All this togetherness on earth
All these billions of interactions

There are waves, concentric circles
They interfere
Amongst us
And amongst our ancestors

To us, Dears Magazine for tranversal writing practices, Issue 1, 2020


Series of 24 Water Colours | Each 625 x 880 mm | 2020

24 water colours, 24 ways of touching a dog‘s head. We see the hand of Benjamin Egger and the head of his companion dog Farok in a series of water colours showing a choreography of touches. The series opens a space between care, intimacy and abuse which is always present when we‘re living in relationships, especially with beings who are dependent on us.


Video | Colour | Stereo | HD | 14‘ 10" | 2020

Written and directed: Benjamin Egger | Cinematography: Benjamin Egger | Sound recording off-voice: Awah Kempf | Off-Voice: Teresa Vittucci | Text: Benjamin Egger

Benjamin Egger has spent days and nights with a pack of stray dogs in New Delhi. During the nights they are taking over the urban space for themselves. The video shows the pack at night while we are listening to thoughts on the evolutionary entanglement of dogs and human animals from the off. Egger‘s work rises questions about the influence of the dog on the human animal - not only on the social behavior, but also on the biological development. Human animals have lived with dogs for over 20,000 years. How has that shaped the human self-conception? How essential is the bond between these two hyper- cooperative species? How much dog is the human animal?

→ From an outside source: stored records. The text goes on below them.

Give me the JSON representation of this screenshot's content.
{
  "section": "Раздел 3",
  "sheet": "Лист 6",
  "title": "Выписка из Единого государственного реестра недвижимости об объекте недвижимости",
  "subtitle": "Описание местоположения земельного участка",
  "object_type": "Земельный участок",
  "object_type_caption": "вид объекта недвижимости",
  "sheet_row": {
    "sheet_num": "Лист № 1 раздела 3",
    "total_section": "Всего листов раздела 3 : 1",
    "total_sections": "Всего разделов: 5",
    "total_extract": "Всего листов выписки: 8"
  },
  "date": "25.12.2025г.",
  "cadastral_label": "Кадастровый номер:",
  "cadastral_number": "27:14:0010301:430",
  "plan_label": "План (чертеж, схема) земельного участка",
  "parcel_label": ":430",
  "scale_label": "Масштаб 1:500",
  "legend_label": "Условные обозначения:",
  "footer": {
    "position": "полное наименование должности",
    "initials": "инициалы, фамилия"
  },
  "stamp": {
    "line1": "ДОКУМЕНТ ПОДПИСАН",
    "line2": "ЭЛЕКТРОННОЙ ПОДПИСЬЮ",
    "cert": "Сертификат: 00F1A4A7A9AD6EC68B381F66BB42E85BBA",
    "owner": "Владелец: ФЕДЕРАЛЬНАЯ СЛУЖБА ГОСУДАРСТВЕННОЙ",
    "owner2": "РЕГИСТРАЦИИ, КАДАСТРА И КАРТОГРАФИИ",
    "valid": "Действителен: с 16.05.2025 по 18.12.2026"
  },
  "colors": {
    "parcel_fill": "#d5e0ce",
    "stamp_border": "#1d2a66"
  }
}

Pigment print on Epson Mat Superior | 841 x 1189 mm | 2019

DOGS shows two different journeys of two different dogs: One is Cäcilie from Munich and the other is Dinkus from New Delhi. Cäcilie is a pet dog, who accompanies her human animal. Dinkus is a stray dog, who is able to range freely at anytime. Surprinsgly it is Dinkus who‘s radius of movement is much smaller than the one from Cäcilie. The print of the over-layered GPS-tracking-data is questioning the common understanding of freedom and at the same time is an illustrative example of the invasive behaviour of human animals documented through the tracking-data of a dog who accompanies one of them.

DOGS edition by Benjamin Egger for Lapin Canard

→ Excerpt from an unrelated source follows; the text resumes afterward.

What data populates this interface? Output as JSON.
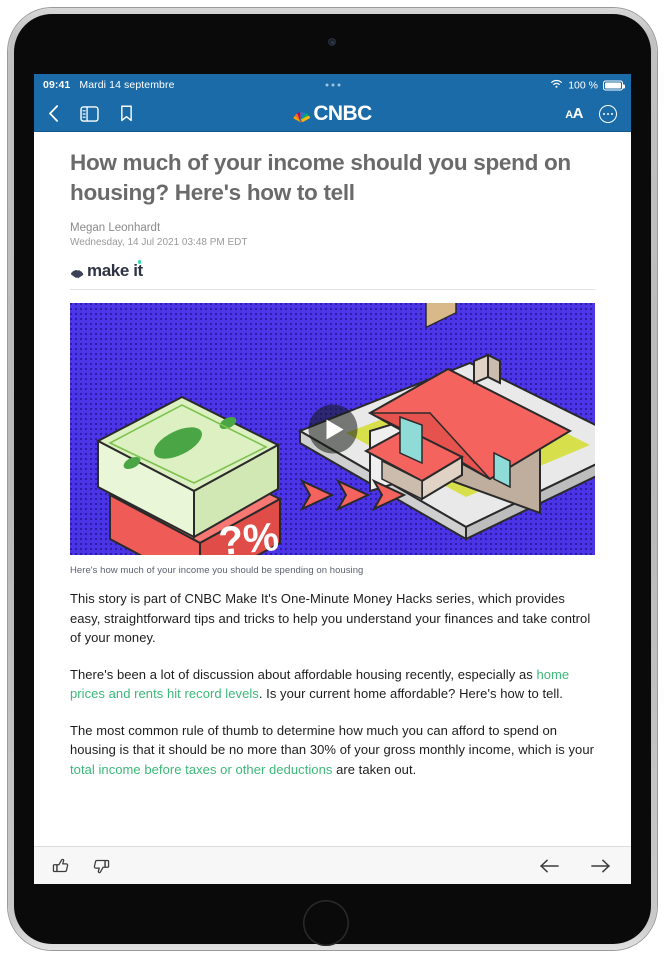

Artistic Research Project | 2012-2017

Concept and lead: Benjamin Egger | Mentoring: Prof. Dieter Maurer and Prof. Carel van Schaik | Cooperation: Institute for Contemporary Art Research of the University of the Arts Zurich, Anthroplogical Insitute of the University of Zurich and Walter Zoo Gossau

Inherent Crossing investigates the self-motivated handling of painting implements in order to search for possible pre-graphic behavior among the chimpanzees of the Walter Zoo Gossau. The project is researching a potential crossing of the border between the playful, motoric gesture of leaving a trace and a conscious, formal expression. It questions whether chimpanzees can develop the self-motivated intent that leads to pre- graphic manifestations. A pre-graphic expression can be defined as an intended application of paint on a flat surface. Such an application of colour is guided by visual observation and inspection and subsequently motivates new brush strokes that relate to the previous application.

The project doesn‘t just look at the outcome itself, but rather at the production process and the framework underlying them. Thus, it is important to integrate the roles and relationships of all the involved beings - including the care-takers. The social framework and the individuality of each chimpanzee are decisive factors influencing the space for contemplation necessary to handle brushes, paints and a painting surface.

© Benjamin Egger, 2021